[Goal of the exercise] Once every line containing "sender" has been counted, report the total for the data and nothing else.

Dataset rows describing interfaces
+++

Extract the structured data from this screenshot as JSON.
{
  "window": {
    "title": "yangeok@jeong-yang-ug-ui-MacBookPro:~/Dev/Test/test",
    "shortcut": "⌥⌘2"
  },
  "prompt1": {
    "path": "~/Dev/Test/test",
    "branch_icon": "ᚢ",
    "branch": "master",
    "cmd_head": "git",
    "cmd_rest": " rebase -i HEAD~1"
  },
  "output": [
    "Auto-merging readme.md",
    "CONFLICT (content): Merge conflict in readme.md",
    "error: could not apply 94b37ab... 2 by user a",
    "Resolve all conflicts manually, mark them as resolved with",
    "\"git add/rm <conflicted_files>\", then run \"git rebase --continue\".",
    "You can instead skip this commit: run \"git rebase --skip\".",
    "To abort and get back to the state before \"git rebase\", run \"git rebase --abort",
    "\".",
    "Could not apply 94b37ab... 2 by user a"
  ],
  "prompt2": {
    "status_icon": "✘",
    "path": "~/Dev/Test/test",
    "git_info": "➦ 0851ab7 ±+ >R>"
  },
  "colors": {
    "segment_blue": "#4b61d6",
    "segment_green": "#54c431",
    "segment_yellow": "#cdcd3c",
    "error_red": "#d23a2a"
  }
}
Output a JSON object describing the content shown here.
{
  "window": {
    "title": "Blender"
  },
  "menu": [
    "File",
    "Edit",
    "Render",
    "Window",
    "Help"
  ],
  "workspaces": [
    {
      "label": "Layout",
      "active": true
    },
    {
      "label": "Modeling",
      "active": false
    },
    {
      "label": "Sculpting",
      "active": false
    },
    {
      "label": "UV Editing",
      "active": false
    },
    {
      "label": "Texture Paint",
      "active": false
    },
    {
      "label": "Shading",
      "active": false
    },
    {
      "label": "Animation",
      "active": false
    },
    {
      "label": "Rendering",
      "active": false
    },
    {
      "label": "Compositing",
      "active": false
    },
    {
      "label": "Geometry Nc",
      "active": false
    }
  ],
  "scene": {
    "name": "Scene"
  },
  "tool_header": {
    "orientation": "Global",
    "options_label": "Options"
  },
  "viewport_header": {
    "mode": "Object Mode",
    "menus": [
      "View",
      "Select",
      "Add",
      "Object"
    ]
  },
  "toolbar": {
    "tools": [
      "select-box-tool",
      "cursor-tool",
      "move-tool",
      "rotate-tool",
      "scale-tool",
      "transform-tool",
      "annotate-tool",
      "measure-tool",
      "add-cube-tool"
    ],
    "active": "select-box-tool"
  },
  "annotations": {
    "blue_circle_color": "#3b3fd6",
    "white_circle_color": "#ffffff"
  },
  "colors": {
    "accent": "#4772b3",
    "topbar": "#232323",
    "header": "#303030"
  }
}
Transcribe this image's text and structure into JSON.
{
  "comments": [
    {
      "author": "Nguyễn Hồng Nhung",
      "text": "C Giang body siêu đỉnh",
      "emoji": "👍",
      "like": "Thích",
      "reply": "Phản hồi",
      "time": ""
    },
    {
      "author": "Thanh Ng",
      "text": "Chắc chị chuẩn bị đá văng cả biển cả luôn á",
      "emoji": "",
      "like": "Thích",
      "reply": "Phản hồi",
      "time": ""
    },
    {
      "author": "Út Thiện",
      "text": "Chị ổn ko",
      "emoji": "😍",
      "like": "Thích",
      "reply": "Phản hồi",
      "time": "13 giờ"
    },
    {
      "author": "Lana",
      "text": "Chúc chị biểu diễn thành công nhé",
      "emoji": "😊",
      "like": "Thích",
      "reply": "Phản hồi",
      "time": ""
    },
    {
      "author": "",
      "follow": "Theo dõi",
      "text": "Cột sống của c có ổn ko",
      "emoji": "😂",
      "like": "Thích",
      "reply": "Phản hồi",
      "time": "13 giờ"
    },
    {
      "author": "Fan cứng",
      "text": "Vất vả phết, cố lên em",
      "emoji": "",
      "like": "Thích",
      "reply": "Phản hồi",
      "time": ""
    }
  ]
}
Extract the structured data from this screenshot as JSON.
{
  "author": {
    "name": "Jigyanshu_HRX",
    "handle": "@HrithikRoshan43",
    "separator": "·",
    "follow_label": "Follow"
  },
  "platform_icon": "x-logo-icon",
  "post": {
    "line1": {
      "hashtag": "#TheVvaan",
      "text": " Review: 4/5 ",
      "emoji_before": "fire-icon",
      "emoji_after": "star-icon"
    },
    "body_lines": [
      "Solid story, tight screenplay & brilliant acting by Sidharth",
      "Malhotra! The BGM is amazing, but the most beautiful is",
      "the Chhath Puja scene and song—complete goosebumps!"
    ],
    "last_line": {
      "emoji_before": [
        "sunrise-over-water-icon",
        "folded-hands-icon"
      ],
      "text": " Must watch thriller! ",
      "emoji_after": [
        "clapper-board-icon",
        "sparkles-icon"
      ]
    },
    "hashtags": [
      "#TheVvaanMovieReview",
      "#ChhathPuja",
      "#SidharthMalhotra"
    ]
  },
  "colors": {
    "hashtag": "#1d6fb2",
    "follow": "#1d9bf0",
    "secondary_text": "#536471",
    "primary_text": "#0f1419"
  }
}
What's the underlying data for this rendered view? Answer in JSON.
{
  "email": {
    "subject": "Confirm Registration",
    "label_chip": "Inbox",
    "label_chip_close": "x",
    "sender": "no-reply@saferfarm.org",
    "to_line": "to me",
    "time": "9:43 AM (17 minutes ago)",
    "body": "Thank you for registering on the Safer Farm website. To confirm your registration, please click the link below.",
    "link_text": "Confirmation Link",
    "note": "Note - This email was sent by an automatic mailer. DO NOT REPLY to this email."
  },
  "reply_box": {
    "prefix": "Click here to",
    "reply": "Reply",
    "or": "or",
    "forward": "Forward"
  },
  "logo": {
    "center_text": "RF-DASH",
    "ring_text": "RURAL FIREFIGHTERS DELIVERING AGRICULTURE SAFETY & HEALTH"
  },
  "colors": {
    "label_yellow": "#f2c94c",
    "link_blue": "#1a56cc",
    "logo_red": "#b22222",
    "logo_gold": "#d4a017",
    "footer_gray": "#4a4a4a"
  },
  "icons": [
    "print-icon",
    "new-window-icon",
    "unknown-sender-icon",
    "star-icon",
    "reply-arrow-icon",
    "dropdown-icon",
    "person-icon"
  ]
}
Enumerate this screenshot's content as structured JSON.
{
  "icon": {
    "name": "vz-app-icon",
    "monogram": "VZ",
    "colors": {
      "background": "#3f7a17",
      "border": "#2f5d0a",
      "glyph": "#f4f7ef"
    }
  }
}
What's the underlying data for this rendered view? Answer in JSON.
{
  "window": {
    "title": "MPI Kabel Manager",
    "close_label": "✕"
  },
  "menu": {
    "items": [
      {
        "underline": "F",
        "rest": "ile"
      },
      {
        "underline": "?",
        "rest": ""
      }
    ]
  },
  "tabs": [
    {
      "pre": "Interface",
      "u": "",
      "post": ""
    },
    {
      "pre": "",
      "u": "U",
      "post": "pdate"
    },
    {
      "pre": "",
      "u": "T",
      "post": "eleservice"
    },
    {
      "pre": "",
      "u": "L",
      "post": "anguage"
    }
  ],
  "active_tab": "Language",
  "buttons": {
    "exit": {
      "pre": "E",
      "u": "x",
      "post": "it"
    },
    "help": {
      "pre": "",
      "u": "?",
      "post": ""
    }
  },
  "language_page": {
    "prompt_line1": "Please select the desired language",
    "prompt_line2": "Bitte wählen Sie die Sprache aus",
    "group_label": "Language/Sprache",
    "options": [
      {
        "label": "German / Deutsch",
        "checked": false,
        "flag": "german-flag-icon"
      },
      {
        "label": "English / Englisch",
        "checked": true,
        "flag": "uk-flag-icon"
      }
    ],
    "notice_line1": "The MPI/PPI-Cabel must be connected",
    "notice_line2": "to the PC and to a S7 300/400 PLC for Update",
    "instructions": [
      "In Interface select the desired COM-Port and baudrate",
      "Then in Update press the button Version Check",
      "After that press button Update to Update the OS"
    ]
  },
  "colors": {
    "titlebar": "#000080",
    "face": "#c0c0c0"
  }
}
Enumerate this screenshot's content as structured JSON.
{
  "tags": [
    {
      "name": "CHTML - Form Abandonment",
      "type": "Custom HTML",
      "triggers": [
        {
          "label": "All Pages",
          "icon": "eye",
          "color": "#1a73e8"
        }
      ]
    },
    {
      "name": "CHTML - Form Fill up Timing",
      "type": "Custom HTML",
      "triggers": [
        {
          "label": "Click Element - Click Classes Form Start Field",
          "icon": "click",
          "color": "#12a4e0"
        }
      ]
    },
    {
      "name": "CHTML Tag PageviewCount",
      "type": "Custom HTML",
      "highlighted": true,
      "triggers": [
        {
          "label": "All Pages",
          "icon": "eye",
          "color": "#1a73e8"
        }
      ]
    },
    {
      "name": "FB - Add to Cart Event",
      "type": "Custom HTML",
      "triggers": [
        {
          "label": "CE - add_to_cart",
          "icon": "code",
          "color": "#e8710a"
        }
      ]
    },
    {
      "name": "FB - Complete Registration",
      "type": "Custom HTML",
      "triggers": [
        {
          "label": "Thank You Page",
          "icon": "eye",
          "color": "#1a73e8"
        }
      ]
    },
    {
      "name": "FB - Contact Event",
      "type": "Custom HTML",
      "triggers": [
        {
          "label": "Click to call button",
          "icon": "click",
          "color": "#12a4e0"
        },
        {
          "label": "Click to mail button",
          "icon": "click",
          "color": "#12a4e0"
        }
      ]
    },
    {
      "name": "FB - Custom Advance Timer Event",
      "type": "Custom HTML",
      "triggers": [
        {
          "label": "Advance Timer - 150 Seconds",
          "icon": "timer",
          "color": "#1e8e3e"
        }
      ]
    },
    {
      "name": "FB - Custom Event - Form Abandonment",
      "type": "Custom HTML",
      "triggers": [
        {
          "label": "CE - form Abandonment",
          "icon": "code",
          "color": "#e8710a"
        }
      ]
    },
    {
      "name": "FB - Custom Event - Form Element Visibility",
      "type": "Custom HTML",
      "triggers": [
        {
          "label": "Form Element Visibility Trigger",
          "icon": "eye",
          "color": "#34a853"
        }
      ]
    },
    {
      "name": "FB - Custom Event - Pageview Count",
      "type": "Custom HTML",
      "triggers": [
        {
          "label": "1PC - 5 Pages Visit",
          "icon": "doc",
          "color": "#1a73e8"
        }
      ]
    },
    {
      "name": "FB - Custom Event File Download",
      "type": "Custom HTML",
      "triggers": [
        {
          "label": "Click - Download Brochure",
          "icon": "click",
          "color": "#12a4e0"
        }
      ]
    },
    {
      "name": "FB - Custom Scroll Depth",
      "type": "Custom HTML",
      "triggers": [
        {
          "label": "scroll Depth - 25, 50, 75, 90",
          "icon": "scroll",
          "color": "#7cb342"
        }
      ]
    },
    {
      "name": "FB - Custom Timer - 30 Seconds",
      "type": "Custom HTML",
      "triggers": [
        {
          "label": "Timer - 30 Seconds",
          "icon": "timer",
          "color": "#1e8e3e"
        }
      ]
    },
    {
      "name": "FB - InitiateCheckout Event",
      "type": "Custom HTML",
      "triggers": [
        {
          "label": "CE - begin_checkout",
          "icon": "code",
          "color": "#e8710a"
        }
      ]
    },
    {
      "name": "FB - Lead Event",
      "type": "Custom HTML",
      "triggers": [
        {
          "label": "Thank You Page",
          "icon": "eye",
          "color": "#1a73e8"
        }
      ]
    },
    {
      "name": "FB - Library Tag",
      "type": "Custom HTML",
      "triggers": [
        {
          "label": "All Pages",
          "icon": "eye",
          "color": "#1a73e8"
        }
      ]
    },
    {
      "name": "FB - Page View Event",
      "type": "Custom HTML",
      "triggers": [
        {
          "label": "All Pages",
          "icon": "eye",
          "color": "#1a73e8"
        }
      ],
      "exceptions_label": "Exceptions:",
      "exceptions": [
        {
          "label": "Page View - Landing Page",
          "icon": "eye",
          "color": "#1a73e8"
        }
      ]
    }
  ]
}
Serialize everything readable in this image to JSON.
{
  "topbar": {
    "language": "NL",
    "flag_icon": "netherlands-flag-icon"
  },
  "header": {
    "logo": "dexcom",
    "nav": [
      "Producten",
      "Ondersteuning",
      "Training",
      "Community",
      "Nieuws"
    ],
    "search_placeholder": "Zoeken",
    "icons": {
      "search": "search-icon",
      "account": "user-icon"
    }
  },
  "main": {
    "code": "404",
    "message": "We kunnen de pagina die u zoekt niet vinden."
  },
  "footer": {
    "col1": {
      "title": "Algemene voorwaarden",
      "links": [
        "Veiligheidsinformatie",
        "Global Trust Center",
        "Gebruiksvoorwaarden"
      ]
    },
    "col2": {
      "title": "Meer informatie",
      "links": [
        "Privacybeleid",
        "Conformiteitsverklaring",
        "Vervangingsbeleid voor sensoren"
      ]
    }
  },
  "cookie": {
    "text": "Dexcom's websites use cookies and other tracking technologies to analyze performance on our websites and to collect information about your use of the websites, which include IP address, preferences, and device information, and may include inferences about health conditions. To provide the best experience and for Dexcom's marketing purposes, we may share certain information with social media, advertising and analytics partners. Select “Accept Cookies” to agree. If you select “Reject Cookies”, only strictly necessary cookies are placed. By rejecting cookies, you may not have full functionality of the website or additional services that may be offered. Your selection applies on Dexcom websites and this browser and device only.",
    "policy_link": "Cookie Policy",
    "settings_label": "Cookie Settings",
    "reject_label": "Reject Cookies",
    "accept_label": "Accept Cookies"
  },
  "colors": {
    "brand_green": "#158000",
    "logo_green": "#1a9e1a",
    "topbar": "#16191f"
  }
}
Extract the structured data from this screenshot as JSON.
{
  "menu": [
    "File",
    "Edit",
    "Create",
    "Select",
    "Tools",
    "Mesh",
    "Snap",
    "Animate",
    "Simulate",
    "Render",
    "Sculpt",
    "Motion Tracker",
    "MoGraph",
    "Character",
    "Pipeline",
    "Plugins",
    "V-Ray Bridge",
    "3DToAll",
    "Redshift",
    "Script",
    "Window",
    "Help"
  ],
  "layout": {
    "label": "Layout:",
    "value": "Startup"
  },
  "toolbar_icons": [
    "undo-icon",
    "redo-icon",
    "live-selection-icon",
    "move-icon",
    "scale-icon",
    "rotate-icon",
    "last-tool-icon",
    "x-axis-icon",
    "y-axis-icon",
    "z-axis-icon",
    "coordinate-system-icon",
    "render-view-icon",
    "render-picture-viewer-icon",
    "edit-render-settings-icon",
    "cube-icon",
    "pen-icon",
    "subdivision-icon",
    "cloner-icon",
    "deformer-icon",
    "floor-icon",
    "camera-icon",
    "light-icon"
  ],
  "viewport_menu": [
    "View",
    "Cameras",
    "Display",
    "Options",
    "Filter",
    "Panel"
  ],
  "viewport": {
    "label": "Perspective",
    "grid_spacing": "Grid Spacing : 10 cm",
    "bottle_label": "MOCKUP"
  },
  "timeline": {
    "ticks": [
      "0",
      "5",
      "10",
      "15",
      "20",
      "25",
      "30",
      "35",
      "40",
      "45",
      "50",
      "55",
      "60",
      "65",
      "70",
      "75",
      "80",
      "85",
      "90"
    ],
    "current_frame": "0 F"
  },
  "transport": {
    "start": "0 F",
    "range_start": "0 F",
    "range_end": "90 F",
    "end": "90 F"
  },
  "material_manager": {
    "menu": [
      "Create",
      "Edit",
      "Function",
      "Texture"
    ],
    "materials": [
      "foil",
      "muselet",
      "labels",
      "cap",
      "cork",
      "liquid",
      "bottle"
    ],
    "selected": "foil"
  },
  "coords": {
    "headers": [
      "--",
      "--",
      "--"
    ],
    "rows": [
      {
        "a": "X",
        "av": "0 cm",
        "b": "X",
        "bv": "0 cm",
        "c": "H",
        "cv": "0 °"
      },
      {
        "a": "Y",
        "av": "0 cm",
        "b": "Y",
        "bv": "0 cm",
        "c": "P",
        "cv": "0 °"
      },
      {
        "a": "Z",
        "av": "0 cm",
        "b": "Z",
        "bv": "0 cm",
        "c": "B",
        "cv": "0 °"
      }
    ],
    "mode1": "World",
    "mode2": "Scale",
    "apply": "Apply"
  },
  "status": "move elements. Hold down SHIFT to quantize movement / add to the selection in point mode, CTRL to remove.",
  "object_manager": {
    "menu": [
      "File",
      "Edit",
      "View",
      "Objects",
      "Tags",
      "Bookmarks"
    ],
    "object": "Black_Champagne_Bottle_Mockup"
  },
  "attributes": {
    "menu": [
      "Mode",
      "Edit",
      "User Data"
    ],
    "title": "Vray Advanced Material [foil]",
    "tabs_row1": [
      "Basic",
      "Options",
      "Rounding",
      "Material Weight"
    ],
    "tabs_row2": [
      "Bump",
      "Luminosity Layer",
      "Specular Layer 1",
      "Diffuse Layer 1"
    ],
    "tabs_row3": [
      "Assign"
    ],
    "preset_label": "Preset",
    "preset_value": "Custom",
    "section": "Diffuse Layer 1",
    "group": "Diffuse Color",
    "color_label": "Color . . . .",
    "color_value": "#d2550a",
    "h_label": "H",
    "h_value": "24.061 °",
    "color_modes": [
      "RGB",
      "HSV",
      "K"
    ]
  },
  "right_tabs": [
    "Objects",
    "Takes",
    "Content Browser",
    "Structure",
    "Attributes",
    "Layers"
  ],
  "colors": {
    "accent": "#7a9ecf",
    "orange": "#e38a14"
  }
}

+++

[Your solution] 2